[Stored dataset items]
++++

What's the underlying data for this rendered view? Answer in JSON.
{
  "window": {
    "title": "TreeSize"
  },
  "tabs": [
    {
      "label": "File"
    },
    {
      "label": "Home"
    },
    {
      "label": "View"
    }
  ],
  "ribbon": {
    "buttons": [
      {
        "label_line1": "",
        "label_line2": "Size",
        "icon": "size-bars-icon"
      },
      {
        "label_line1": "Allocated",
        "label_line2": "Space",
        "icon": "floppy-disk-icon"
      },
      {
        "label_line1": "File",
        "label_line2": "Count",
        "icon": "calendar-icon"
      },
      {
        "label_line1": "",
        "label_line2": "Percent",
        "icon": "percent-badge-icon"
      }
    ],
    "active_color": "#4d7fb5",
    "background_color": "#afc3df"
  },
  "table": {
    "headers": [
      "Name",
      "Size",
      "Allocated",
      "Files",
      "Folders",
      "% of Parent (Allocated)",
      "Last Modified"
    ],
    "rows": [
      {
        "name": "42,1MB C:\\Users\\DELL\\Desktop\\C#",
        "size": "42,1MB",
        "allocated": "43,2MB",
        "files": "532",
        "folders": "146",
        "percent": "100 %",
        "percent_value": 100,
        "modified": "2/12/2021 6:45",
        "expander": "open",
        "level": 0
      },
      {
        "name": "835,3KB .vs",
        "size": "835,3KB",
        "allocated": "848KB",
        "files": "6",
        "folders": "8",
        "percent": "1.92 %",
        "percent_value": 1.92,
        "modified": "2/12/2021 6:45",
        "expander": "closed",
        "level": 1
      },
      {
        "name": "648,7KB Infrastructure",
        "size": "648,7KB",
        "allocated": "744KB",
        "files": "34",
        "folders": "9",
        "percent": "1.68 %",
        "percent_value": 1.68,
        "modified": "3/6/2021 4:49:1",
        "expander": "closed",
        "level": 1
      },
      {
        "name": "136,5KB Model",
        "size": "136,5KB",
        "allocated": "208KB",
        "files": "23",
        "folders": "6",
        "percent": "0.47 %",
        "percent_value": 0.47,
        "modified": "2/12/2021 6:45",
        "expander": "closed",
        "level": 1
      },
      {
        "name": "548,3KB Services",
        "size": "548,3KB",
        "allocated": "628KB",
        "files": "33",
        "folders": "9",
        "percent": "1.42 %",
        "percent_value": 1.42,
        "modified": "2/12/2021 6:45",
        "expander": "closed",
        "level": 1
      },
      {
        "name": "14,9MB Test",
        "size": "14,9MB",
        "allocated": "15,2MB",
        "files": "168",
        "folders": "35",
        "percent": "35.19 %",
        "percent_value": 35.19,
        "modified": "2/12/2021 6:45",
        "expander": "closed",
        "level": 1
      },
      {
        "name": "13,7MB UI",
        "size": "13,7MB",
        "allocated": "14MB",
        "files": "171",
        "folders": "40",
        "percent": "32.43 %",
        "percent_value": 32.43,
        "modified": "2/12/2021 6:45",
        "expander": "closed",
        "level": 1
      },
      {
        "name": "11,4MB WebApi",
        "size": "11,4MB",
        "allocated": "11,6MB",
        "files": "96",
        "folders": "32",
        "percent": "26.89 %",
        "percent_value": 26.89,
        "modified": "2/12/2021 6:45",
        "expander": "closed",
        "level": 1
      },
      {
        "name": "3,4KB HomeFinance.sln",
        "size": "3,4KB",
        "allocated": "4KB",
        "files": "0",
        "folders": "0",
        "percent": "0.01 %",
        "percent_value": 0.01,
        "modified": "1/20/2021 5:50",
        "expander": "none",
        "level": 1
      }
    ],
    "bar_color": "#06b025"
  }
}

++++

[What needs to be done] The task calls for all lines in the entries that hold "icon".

[Solution to the problem]
        "icon": "size-bars-icon"
        "icon": "floppy-disk-icon"
        "icon": "calendar-icon"
        "icon": "percent-badge-icon"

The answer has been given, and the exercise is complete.